* Task item *
An exact copy of the entries is needed, with every line included.

* Data extract *

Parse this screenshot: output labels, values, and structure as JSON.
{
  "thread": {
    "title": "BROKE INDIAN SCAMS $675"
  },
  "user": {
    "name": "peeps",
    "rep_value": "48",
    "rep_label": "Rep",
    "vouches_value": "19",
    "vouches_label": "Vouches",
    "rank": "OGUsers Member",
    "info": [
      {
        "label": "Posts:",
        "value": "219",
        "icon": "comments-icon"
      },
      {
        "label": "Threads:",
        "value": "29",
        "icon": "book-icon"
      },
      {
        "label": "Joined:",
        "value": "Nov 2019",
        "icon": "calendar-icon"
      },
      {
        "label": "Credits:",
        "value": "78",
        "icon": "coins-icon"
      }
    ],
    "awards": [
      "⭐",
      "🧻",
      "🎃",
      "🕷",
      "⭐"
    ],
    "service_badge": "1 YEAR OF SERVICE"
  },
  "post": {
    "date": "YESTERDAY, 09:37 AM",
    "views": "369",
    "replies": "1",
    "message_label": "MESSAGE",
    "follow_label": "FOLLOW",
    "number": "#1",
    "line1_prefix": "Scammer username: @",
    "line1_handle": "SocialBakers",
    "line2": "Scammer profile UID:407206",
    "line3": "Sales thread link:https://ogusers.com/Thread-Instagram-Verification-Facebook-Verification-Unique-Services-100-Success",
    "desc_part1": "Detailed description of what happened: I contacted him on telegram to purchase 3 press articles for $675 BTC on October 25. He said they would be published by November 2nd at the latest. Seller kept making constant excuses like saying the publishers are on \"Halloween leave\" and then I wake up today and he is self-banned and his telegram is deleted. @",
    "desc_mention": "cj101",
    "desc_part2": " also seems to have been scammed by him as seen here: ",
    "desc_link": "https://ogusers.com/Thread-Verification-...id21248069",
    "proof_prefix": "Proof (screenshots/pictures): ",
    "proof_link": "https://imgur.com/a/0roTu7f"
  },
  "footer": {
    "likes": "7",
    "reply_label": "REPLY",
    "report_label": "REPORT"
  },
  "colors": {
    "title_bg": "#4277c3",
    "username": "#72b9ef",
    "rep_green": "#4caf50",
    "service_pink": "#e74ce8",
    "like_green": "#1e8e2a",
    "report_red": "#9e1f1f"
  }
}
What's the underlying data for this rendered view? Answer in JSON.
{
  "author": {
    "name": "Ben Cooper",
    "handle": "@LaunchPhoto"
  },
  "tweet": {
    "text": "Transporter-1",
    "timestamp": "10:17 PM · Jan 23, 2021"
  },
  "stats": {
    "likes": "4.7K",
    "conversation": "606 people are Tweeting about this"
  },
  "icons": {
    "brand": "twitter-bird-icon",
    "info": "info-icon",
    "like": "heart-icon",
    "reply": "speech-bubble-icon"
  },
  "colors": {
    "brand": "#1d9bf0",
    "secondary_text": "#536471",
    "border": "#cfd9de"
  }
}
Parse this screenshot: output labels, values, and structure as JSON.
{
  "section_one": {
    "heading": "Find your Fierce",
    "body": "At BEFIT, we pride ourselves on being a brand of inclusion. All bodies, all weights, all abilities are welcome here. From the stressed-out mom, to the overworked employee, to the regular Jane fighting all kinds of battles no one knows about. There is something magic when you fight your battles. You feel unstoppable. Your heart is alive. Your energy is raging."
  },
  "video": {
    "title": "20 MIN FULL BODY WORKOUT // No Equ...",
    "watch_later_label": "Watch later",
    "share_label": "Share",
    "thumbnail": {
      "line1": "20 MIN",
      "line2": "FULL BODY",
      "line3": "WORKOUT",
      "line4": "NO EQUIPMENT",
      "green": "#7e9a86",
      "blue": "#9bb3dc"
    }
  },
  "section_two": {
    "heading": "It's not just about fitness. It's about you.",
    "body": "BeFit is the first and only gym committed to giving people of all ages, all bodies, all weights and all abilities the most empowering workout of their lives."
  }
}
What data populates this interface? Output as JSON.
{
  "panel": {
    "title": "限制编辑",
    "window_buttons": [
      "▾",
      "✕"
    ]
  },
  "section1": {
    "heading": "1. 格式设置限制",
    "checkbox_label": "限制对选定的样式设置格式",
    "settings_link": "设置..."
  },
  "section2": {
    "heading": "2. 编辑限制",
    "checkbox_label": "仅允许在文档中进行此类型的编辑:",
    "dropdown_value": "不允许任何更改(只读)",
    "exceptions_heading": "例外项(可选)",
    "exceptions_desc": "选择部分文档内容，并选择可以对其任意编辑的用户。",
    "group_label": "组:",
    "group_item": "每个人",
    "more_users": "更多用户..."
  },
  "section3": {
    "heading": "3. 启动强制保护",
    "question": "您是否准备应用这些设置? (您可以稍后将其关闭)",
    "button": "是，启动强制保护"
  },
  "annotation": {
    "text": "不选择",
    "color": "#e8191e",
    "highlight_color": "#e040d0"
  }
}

* Result of the task *
Parse this screenshot: output labels, values, and structure as JSON.
{
  "thread": {
    "title": "BROKE INDIAN SCAMS $675"
  },
  "user": {
    "name": "peeps",
    "rep_value": "48",
    "rep_label": "Rep",
    "vouches_value": "19",
    "vouches_label": "Vouches",
    "rank": "OGUsers Member",
    "info": [
      {
        "label": "Posts:",
        "value": "219",
        "icon": "comments-icon"
      },
      {
        "label": "Threads:",
        "value": "29",
        "icon": "book-icon"
      },
      {
        "label": "Joined:",
        "value": "Nov 2019",
        "icon": "calendar-icon"
      },
      {
        "label": "Credits:",
        "value": "78",
        "icon": "coins-icon"
      }
    ],
    "awards": [
      "⭐",
      "🧻",
      "🎃",
      "🕷",
      "⭐"
    ],
    "service_badge": "1 YEAR OF SERVICE"
  },
  "post": {
    "date": "YESTERDAY, 09:37 AM",
    "views": "369",
    "replies": "1",
    "message_label": "MESSAGE",
    "follow_label": "FOLLOW",
    "number": "#1",
    "line1_prefix": "Scammer username: @",
    "line1_handle": "SocialBakers",
    "line2": "Scammer profile UID:407206",
    "line3": "Sales thread link:https://ogusers.com/Thread-Instagram-Verification-Facebook-Verification-Unique-Services-100-Success",
    "desc_part1": "Detailed description of what happened: I contacted him on telegram to purchase 3 press articles for $675 BTC on October 25. He said they would be published by November 2nd at the latest. Seller kept making constant excuses like saying the publishers are on \"Halloween leave\" and then I wake up today and he is self-banned and his telegram is deleted. @",
    "desc_mention": "cj101",
    "desc_part2": " also seems to have been scammed by him as seen here: ",
    "desc_link": "https://ogusers.com/Thread-Verification-...id21248069",
    "proof_prefix": "Proof (screenshots/pictures): ",
    "proof_link": "https://imgur.com/a/0roTu7f"
  },
  "footer": {
    "likes": "7",
    "reply_label": "REPLY",
    "report_label": "REPORT"
  },
  "colors": {
    "title_bg": "#4277c3",
    "username": "#72b9ef",
    "rep_green": "#4caf50",
    "service_pink": "#e74ce8",
    "like_green": "#1e8e2a",
    "report_red": "#9e1f1f"
  }
}
What's the underlying data for this rendered view? Answer in JSON.
{
  "author": {
    "name": "Ben Cooper",
    "handle": "@LaunchPhoto"
  },
  "tweet": {
    "text": "Transporter-1",
    "timestamp": "10:17 PM · Jan 23, 2021"
  },
  "stats": {
    "likes": "4.7K",
    "conversation": "606 people are Tweeting about this"
  },
  "icons": {
    "brand": "twitter-bird-icon",
    "info": "info-icon",
    "like": "heart-icon",
    "reply": "speech-bubble-icon"
  },
  "colors": {
    "brand": "#1d9bf0",
    "secondary_text": "#536471",
    "border": "#cfd9de"
  }
}
Parse this screenshot: output labels, values, and structure as JSON.
{
  "section_one": {
    "heading": "Find your Fierce",
    "body": "At BEFIT, we pride ourselves on being a brand of inclusion. All bodies, all weights, all abilities are welcome here. From the stressed-out mom, to the overworked employee, to the regular Jane fighting all kinds of battles no one knows about. There is something magic when you fight your battles. You feel unstoppable. Your heart is alive. Your energy is raging."
  },
  "video": {
    "title": "20 MIN FULL BODY WORKOUT // No Equ...",
    "watch_later_label": "Watch later",
    "share_label": "Share",
    "thumbnail": {
      "line1": "20 MIN",
      "line2": "FULL BODY",
      "line3": "WORKOUT",
      "line4": "NO EQUIPMENT",
      "green": "#7e9a86",
      "blue": "#9bb3dc"
    }
  },
  "section_two": {
    "heading": "It's not just about fitness. It's about you.",
    "body": "BeFit is the first and only gym committed to giving people of all ages, all bodies, all weights and all abilities the most empowering workout of their lives."
  }
}
What data populates this interface? Output as JSON.
{
  "panel": {
    "title": "限制编辑",
    "window_buttons": [
      "▾",
      "✕"
    ]
  },
  "section1": {
    "heading": "1. 格式设置限制",
    "checkbox_label": "限制对选定的样式设置格式",
    "settings_link": "设置..."
  },
  "section2": {
    "heading": "2. 编辑限制",
    "checkbox_label": "仅允许在文档中进行此类型的编辑:",
    "dropdown_value": "不允许任何更改(只读)",
    "exceptions_heading": "例外项(可选)",
    "exceptions_desc": "选择部分文档内容，并选择可以对其任意编辑的用户。",
    "group_label": "组:",
    "group_item": "每个人",
    "more_users": "更多用户..."
  },
  "section3": {
    "heading": "3. 启动强制保护",
    "question": "您是否准备应用这些设置? (您可以稍后将其关闭)",
    "button": "是，启动强制保护"
  },
  "annotation": {
    "text": "不选择",
    "color": "#e8191e",
    "highlight_color": "#e040d0"
  }
}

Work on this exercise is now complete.